Answers:

Short Answer

Yes.


Explanation

It is a good practice since an element can be a part of different groups, and you may want specific elements to be a part of more than one group. The element can hold an infinite number of classes in HTML5, while in HTML4 you are limited by a specific length.

The following example will show you the use of multiple classes.

The first class makes the text color red.

The second class makes the background-color blue.

See how the DOM Element with multiple classes will behave, it will wear both CSS statements at the same time.

Result: multiple CSS statements in different classes will stack up.

You can read more about CSS Specificity.


CSS

.class1 {
    color:red;
}

.class2 {
    background-color:blue;
}

HTML

<div class="class1">text 1</div>
<div class="class2">text 2</div>
<div class="class1 class2">text 3</div>

Live demo

Questions:
Answers:

It’s a good practice if you need them. It’s also a good practice is they make sense, so future coders can understand what you’re doing.

But generally, no it’s not a good practice to attach 10 class names to an object because most likely whatever you’re using them for, you could accomplish the same thing with far fewer classes. Probably just 1 or 2.

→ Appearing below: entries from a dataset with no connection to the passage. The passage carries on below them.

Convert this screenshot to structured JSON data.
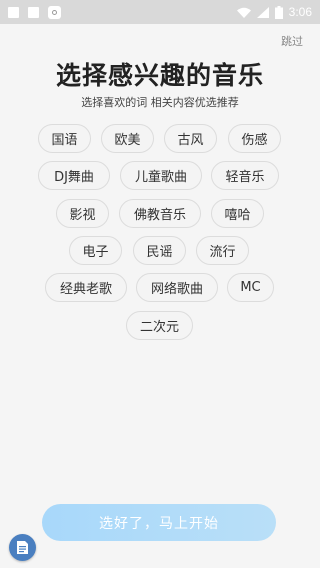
{
  "status_bar": {
    "time": "3:06"
  },
  "header": {
    "skip_label": "跳过",
    "title": "选择感兴趣的音乐",
    "subtitle": "选择喜欢的词 相关内容优选推荐"
  },
  "tags": [
    "国语",
    "欧美",
    "古风",
    "伤感",
    "DJ舞曲",
    "儿童歌曲",
    "轻音乐",
    "影视",
    "佛教音乐",
    "嘻哈",
    "电子",
    "民谣",
    "流行",
    "经典老歌",
    "网络歌曲",
    "MC",
    "二次元"
  ],
  "footer": {
    "confirm_label": "选好了，马上开始"
  },
  "colors": {
    "accent": "#a8d8fa",
    "fab": "#4a7fc0"
  },
  "icons": {
    "fab": "document-icon"
  }
}
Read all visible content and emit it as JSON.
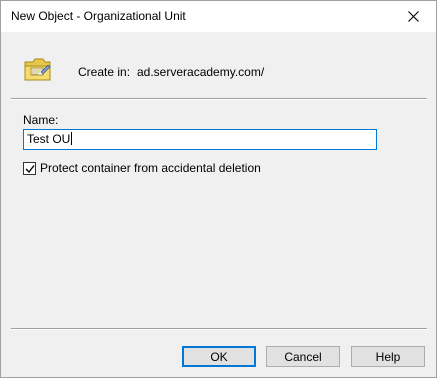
{
  "window": {
    "title": "New Object - Organizational Unit",
    "close_icon": "close-icon"
  },
  "header": {
    "icon": "folder-ou-icon",
    "create_in_label": "Create in:",
    "create_in_value": "ad.serveracademy.com/"
  },
  "form": {
    "name_label": "Name:",
    "name_value": "Test OU",
    "protect_label": "Protect container from accidental deletion",
    "protect_checked": true
  },
  "buttons": {
    "ok": "OK",
    "cancel": "Cancel",
    "help": "Help"
  }
}
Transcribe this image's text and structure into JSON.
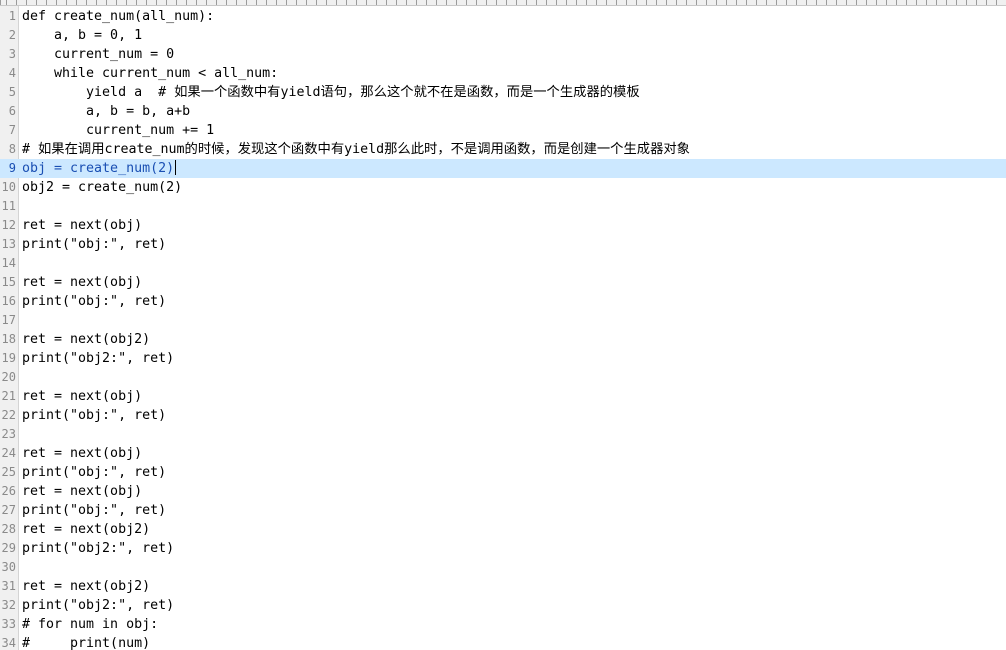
{
  "editor": {
    "current_line": 9,
    "lines": [
      {
        "n": "1",
        "code": "def create_num(all_num):"
      },
      {
        "n": "2",
        "code": "    a, b = 0, 1"
      },
      {
        "n": "3",
        "code": "    current_num = 0"
      },
      {
        "n": "4",
        "code": "    while current_num < all_num:"
      },
      {
        "n": "5",
        "code": "        yield a  # 如果一个函数中有yield语句，那么这个就不在是函数，而是一个生成器的模板"
      },
      {
        "n": "6",
        "code": "        a, b = b, a+b"
      },
      {
        "n": "7",
        "code": "        current_num += 1"
      },
      {
        "n": "8",
        "code": "# 如果在调用create_num的时候，发现这个函数中有yield那么此时，不是调用函数，而是创建一个生成器对象"
      },
      {
        "n": "9",
        "code": "obj = create_num(2)"
      },
      {
        "n": "10",
        "code": "obj2 = create_num(2)"
      },
      {
        "n": "11",
        "code": ""
      },
      {
        "n": "12",
        "code": "ret = next(obj)"
      },
      {
        "n": "13",
        "code": "print(\"obj:\", ret)"
      },
      {
        "n": "14",
        "code": ""
      },
      {
        "n": "15",
        "code": "ret = next(obj)"
      },
      {
        "n": "16",
        "code": "print(\"obj:\", ret)"
      },
      {
        "n": "17",
        "code": ""
      },
      {
        "n": "18",
        "code": "ret = next(obj2)"
      },
      {
        "n": "19",
        "code": "print(\"obj2:\", ret)"
      },
      {
        "n": "20",
        "code": ""
      },
      {
        "n": "21",
        "code": "ret = next(obj)"
      },
      {
        "n": "22",
        "code": "print(\"obj:\", ret)"
      },
      {
        "n": "23",
        "code": ""
      },
      {
        "n": "24",
        "code": "ret = next(obj)"
      },
      {
        "n": "25",
        "code": "print(\"obj:\", ret)"
      },
      {
        "n": "26",
        "code": "ret = next(obj)"
      },
      {
        "n": "27",
        "code": "print(\"obj:\", ret)"
      },
      {
        "n": "28",
        "code": "ret = next(obj2)"
      },
      {
        "n": "29",
        "code": "print(\"obj2:\", ret)"
      },
      {
        "n": "30",
        "code": ""
      },
      {
        "n": "31",
        "code": "ret = next(obj2)"
      },
      {
        "n": "32",
        "code": "print(\"obj2:\", ret)"
      },
      {
        "n": "33",
        "code": "# for num in obj:"
      },
      {
        "n": "34",
        "code": "#     print(num)"
      }
    ]
  }
}
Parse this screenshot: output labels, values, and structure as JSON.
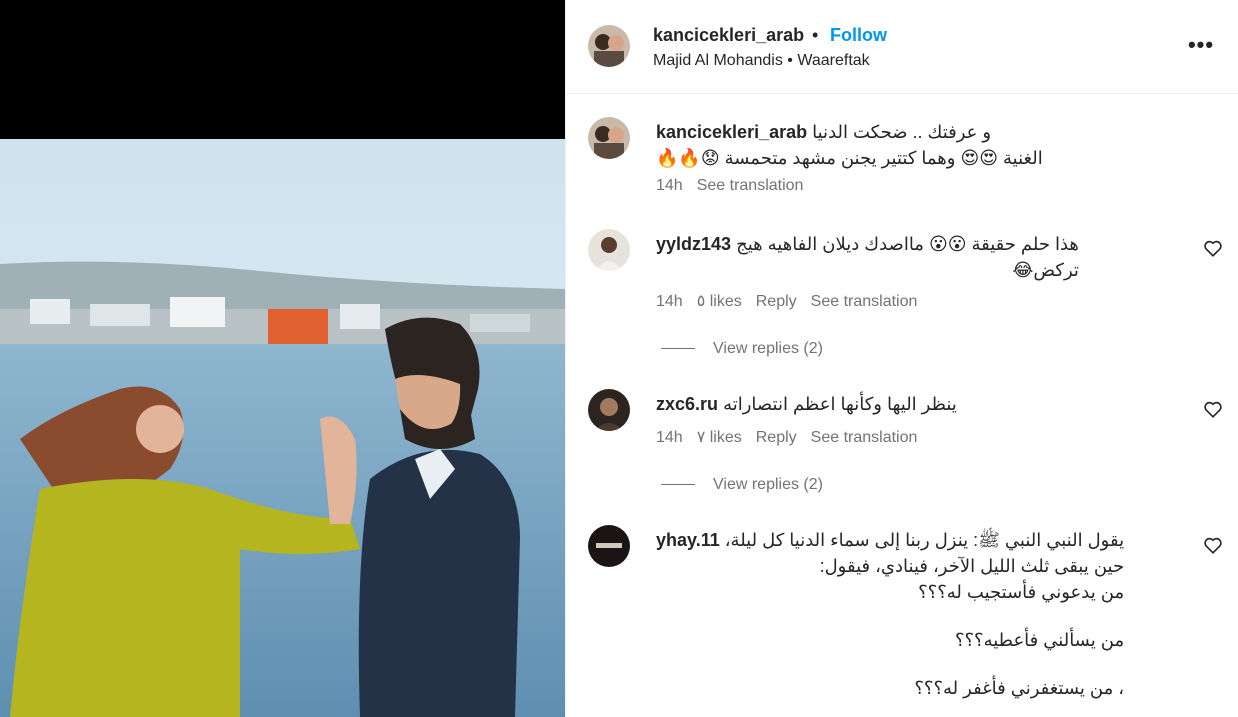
{
  "post": {
    "author": "kancicekleri_arab",
    "separator": "•",
    "follow_label": "Follow",
    "audio": "Majid Al Mohandis • Waareftak",
    "more_label": "•••"
  },
  "caption": {
    "user": "kancicekleri_arab",
    "line1": "و عرفتك .. ضحكت الدنيا",
    "line2": "الغنية 😍😍 وهما كتتير يجنن مشهد متحمسة 😟🔥🔥",
    "time": "14h",
    "see_translation": "See translation"
  },
  "comments": [
    {
      "user": "yyldz143",
      "line1": "هذا حلم حقيقة 😮😮 مااصدك ديلان الفاهيه هيج",
      "line2": "تركض😂",
      "time": "14h",
      "likes": "٥ likes",
      "reply": "Reply",
      "see_translation": "See translation",
      "view_replies": "View replies (2)"
    },
    {
      "user": "zxc6.ru",
      "line1": "ينظر اليها وكأنها اعظم انتصاراته",
      "time": "14h",
      "likes": "٧ likes",
      "reply": "Reply",
      "see_translation": "See translation",
      "view_replies": "View replies (2)"
    },
    {
      "user": "yhay.11",
      "line1": "يقول النبي النبي ﷺ: ينزل ربنا إلى سماء الدنيا كل ليلة،",
      "line2": "حين يبقى ثلث الليل الآخر، فينادي، فيقول:",
      "line3": "من يدعوني فأستجيب له؟؟؟",
      "line4": "من يسألني فأعطيه؟؟؟",
      "line5": "، من يستغفرني فأغفر له؟؟؟"
    }
  ],
  "colors": {
    "link": "#0095f6",
    "secondary_text": "#737373",
    "divider": "#efefef"
  }
}
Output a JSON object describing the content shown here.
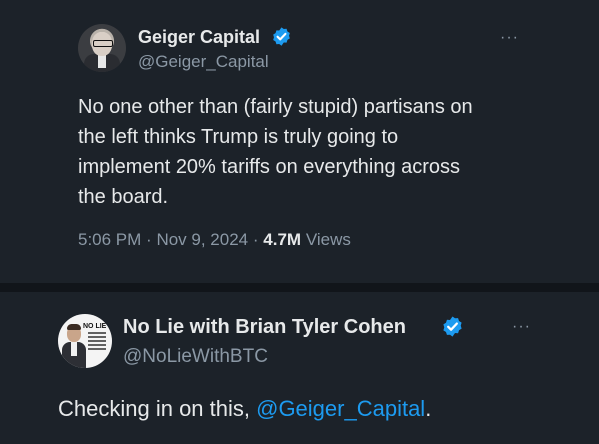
{
  "quoted_tweet": {
    "author_name": "Geiger Capital",
    "handle": "@Geiger_Capital",
    "text_lines": [
      "No one other than (fairly stupid) partisans on",
      "the left thinks Trump is truly going to",
      "implement 20% tariffs on everything across",
      "the board."
    ],
    "time": "5:06 PM",
    "date": "Nov 9, 2024",
    "views_count": "4.7M",
    "views_label": "Views",
    "separator": "·",
    "more_glyph": "···",
    "verified_icon": "verified-badge-icon"
  },
  "reply_tweet": {
    "author_name": "No Lie with Brian Tyler Cohen",
    "handle": "@NoLieWithBTC",
    "text_prefix": "Checking in on this, ",
    "mention": "@Geiger_Capital",
    "text_suffix": ".",
    "avatar_logo_text": "NO LIE",
    "more_glyph": "···",
    "verified_icon": "verified-badge-icon"
  },
  "colors": {
    "background": "#1c2229",
    "text": "#e7e9ea",
    "muted": "#8b98a5",
    "accent": "#1d9bf0"
  }
}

To qualify that statement, javascript plugins and scripts may append far more classnames to do whatever it is they’re going to do. Modernizr for example appends anywhere from 5 – 25 classes to your body tag, and there’s a very good reason for it. jQuery UI appends lots of classnames when you use one of the widgets in that library.